Here are some bed preparation hacks used in urban permaculture that I learned working as a volunteer under Imraan Samuels. I watched with admiration as he turned whatever materials he could find into the foundation of a green paradise. Adding a few hacks of my own, I used what I had available free of charge to prep a bed roughly fifteen metres square for my husband's seedlings.
After attending a wonderfully rich two week PDC course offered by Alex Kruger and Tahir Cooper, I knew that I had to contour the bed a little, because it sloped towards the wall, and I constructed the paths to contour roughly and prevent too much run off from the beds.
Below you can see the broad path pattern, as well as one of our worm-bins in the corner, housed in an old bath. Its perfect for worms, drains slowly from the plug hole, and is covered with a board and old carpeting, to prevent drying out. Worms dislike or die from heat, dryness and smelly gases. We feed this bin mainly with kitchen scraps. Cultivation of worms is highly recommended for the vegetable grower. Vermicast improves germination and soil quality and fertility.

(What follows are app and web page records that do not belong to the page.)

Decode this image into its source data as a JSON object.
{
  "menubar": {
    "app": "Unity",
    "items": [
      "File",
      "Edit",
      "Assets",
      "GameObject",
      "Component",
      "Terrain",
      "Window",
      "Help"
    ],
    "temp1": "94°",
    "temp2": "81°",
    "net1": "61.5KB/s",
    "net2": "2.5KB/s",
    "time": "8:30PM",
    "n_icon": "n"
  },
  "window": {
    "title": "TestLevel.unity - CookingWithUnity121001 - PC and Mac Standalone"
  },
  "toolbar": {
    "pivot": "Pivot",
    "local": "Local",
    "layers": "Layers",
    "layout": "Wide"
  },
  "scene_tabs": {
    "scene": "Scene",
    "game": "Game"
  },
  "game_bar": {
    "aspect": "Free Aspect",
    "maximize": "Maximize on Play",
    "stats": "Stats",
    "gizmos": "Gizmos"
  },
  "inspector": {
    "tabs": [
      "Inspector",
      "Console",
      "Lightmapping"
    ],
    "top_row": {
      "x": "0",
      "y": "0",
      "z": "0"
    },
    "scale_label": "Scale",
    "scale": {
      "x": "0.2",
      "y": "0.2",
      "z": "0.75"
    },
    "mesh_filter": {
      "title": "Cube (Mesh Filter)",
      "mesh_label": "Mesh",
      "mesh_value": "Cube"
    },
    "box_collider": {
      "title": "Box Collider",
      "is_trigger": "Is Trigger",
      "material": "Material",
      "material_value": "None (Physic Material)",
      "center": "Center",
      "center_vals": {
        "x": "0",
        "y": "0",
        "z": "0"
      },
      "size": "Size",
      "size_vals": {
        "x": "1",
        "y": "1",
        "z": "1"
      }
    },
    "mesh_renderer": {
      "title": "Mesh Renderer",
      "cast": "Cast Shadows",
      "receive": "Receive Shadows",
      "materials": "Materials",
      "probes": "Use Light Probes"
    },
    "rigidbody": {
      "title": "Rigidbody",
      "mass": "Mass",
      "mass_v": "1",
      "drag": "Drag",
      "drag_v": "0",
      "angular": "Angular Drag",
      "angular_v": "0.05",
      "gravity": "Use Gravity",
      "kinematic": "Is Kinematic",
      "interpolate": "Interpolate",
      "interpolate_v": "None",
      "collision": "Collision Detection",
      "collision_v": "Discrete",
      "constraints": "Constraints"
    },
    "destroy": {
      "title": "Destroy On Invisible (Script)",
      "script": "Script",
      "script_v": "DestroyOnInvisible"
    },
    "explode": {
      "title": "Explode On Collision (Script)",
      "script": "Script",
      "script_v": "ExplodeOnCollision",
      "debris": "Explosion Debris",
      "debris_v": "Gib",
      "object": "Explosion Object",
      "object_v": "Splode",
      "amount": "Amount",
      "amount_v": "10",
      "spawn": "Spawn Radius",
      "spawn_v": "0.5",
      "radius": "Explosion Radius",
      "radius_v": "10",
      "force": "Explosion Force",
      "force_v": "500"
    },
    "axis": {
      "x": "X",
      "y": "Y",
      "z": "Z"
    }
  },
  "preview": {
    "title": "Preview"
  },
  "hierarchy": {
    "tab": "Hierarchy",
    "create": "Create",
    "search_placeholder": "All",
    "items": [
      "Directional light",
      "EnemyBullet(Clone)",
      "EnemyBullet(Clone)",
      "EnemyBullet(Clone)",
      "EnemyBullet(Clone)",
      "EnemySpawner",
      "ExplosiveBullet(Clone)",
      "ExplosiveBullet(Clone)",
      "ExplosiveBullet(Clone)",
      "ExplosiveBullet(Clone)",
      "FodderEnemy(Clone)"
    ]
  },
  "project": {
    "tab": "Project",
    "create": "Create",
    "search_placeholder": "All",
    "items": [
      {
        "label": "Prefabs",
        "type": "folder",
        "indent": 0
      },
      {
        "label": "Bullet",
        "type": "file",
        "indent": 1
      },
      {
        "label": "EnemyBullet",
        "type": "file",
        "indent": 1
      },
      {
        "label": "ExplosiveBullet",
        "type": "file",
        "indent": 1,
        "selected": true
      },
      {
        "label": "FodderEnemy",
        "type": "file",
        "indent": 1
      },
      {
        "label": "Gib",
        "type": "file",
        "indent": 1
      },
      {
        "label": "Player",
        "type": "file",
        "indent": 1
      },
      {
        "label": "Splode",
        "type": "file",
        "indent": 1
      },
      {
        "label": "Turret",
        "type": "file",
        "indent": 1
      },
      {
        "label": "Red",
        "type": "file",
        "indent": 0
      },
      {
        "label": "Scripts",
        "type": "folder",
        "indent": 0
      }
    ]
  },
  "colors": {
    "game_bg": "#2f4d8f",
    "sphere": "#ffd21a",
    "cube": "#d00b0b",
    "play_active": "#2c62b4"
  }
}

First I pulled up or chopped off the waist high nettles and threw them on the ground, then I forked up and ripped out the Fynkweek, a fine leaved short indigenous grass that has underground runners. I put this grass in a bucket and will later turn it into green manure to utterly destroy its amazing ability to propagate from dried up fragments. Then I applied the first of the bed preparation hacks I had learned from Imraan and Saudiq. I covered the whole area with cardboard. Apparently it contains minerals that sandy soils need and also keeps weeds and evaporation down. Next I applied my own bed preparation hacks. I covered the cardboard with fork-fulls of compost I had made from sweepings under the Acacia and Olive trees, soaked in urine and rotted for a few months. The rotting urine soaked sweepings I had of course started preparing months before, during winter. This rough compost layer was patchy and about 5cm deep on average. I laid out paths marked with old lumber from the garage that had wood beetle or dry rot. The paths were covered with giant Kalanchoe leaves and sprinkled with dry Acacia sweepings, and the beds topped with another 5cm of vermi-compost, and then watered in.
I've compiled a list of the seedlings and established plants in this area to try and group them into companion plantings:
Sorrel Strawberries, blueberries, onions, lettuce, spinach
Okra Cucumbers, chilli
Pelargonium chillis, cabbage, most plants
Basil Tomatoes, chillis
Chillis Onion, chard, lettuce, okra, leeks, radishes, beets, beans tomatoes, garlic, oregano, parsley, rosemary, cucumbers, eggplant, geraniums, petunias nasturtiums
Bulbine lavender, drought tolerant plants
Pumpkin Beans, Mint
Beans, Okra Cucumbers
Beans, Okra Eggplant
Cabbage family, Mustard Thyme
Jun 22, 17 07:00 AM
More pictures, and perhaps an explanation for this snap happy mood ? The empty empty six-packs, the desolate litre pots and then... does any other gardener
Jun 22, 17 06:54 AM
Just some pictures of the larger, transplanted oak seedlings, a germinating acorn, showing how much earlier the root or radicle emerges than the shoot,
Jun 22, 17 06:51 AM
How to germinate acorns and grow Quercus suber, or cork oak trees for Mediterranean gardening